Search the entries below for the word "ylabel" and copy every line where it appears.

[STORED DATA — start]

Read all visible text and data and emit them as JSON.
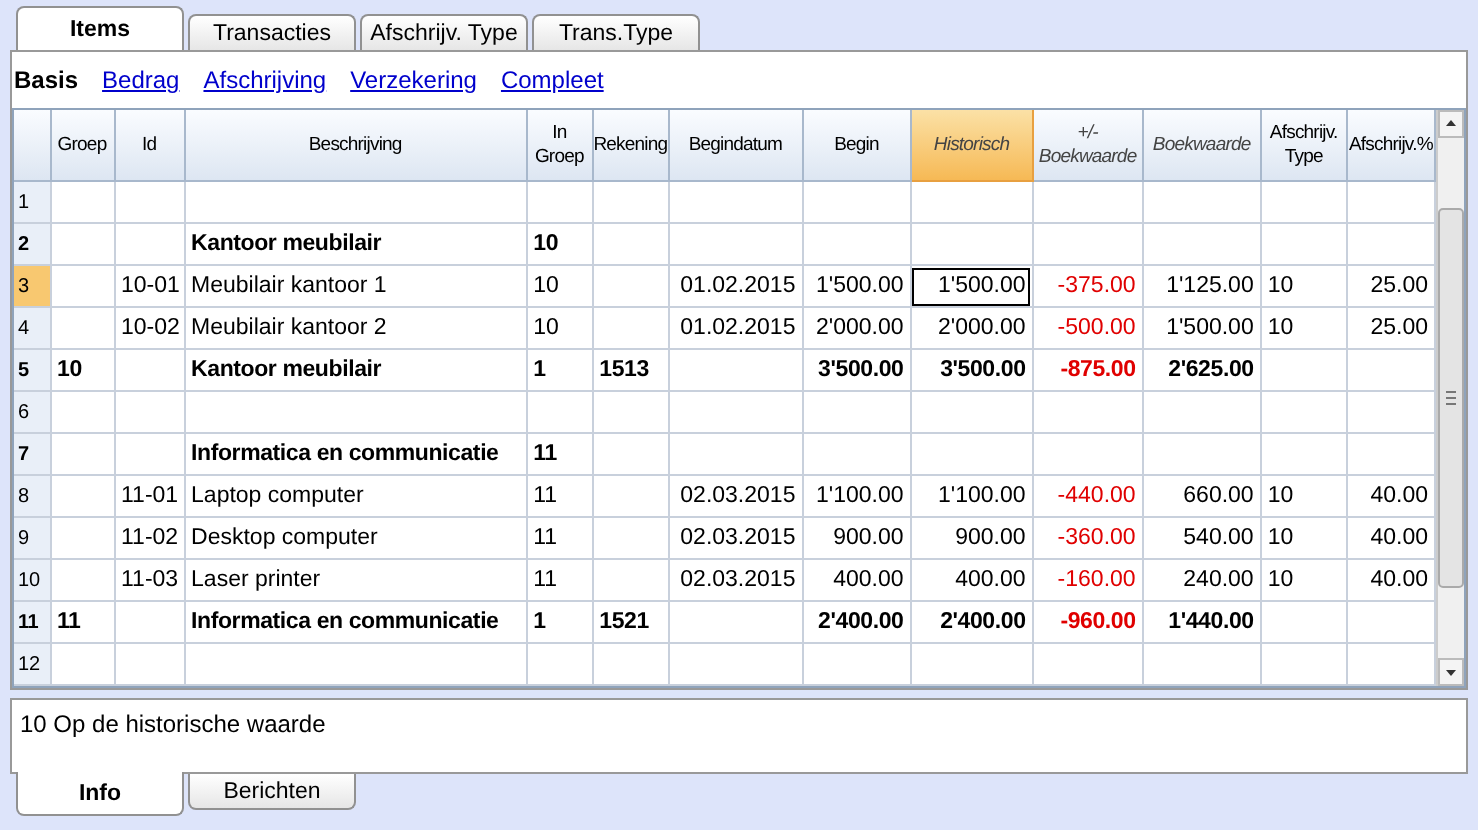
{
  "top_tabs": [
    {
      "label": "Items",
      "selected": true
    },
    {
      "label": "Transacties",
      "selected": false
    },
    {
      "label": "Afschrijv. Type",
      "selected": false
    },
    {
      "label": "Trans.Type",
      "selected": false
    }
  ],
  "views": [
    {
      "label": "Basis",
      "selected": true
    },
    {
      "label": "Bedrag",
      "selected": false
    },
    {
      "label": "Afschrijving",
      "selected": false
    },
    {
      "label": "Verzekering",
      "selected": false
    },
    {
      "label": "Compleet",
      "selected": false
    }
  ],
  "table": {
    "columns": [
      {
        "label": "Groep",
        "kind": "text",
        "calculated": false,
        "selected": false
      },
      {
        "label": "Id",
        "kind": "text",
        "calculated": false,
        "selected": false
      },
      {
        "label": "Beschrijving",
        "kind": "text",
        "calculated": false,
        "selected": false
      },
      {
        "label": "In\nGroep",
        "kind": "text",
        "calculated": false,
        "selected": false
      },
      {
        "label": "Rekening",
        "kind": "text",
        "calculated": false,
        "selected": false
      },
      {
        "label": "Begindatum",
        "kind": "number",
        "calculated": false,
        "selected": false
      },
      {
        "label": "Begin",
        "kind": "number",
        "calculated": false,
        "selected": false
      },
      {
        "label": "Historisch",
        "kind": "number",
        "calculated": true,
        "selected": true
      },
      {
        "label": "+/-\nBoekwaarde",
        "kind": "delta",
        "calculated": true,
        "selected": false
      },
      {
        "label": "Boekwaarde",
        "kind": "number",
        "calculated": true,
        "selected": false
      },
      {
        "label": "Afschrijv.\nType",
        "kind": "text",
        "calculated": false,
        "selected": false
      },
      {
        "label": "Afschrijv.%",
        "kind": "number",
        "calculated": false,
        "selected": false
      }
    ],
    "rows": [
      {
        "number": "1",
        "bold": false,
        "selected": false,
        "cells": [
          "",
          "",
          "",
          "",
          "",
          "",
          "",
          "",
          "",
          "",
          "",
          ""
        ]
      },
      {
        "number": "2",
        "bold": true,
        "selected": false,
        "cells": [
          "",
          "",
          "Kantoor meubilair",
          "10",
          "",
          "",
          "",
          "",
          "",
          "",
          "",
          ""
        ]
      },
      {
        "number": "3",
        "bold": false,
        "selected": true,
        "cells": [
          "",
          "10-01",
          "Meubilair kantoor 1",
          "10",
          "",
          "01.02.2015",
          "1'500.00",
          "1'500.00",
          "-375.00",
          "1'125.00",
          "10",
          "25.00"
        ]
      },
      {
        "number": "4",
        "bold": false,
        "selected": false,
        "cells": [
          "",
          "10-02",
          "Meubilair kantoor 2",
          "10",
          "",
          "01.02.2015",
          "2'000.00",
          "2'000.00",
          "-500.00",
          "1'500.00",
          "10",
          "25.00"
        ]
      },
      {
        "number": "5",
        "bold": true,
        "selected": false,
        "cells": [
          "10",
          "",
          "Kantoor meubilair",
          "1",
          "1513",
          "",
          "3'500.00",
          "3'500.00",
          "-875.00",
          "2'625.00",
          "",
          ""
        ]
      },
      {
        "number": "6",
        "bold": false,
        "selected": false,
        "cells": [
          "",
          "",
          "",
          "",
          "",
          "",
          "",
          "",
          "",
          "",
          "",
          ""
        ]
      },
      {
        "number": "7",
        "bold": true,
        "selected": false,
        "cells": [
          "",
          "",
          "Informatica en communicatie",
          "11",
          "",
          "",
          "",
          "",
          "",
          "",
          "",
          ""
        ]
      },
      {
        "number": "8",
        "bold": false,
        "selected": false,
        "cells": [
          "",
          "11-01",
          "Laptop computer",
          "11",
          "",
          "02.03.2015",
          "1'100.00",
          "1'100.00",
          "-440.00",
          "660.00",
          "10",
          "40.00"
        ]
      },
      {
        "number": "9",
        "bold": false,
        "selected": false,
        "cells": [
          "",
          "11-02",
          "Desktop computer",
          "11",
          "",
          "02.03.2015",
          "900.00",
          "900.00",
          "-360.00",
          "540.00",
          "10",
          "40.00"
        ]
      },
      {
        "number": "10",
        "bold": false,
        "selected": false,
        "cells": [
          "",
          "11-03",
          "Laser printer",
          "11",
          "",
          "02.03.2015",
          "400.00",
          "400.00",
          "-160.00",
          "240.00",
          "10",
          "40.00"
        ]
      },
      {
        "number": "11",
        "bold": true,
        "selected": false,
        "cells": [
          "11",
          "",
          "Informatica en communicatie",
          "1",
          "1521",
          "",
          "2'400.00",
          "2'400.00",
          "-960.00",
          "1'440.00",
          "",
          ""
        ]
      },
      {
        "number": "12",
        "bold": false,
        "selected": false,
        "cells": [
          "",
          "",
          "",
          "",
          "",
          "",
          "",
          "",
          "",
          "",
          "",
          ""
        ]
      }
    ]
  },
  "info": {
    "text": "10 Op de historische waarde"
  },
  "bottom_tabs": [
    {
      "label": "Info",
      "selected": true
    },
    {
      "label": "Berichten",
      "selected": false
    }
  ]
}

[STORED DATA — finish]
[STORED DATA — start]

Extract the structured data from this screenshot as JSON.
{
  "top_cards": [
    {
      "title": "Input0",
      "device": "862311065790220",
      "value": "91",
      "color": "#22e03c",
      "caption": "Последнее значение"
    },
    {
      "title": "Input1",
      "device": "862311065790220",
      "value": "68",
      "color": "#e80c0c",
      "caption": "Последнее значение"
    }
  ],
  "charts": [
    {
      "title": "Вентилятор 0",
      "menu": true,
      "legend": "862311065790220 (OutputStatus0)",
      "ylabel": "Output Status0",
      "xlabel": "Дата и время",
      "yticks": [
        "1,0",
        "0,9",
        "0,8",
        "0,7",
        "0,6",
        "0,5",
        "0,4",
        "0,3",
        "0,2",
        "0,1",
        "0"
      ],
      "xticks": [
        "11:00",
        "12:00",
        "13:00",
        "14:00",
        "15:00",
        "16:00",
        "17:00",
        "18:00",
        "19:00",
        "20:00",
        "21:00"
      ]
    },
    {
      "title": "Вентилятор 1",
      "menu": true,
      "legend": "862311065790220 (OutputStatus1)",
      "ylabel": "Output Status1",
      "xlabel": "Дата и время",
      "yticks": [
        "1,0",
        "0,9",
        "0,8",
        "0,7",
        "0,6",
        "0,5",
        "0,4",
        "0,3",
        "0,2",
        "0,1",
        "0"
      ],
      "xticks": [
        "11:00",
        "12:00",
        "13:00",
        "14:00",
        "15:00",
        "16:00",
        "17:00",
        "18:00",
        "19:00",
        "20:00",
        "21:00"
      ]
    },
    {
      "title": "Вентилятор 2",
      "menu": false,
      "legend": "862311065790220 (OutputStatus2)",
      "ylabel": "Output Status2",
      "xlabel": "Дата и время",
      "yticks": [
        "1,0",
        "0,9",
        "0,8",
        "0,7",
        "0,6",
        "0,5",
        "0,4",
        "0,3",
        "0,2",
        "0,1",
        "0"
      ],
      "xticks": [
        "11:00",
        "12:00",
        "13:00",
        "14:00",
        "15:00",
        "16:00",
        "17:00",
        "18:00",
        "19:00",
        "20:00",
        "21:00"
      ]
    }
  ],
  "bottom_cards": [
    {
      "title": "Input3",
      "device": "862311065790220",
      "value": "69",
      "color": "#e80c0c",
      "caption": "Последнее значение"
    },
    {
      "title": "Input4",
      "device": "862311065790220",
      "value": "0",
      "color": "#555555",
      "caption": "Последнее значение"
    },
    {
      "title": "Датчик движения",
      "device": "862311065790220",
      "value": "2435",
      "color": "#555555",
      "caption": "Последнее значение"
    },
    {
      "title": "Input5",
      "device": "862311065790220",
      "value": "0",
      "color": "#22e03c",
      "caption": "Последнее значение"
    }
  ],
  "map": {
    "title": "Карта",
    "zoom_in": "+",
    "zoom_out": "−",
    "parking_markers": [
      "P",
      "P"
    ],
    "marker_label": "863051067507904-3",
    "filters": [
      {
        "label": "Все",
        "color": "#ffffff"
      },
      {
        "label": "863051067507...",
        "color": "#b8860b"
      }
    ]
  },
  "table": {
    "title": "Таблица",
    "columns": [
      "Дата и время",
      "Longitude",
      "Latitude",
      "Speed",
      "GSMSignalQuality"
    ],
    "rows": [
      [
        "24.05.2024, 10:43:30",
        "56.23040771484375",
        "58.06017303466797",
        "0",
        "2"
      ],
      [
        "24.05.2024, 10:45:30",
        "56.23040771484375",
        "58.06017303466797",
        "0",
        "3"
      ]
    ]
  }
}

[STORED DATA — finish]

**ANSWER TO THIS TASK:**
      "ylabel": "Output Status0",
      "ylabel": "Output Status1",
      "ylabel": "Output Status2",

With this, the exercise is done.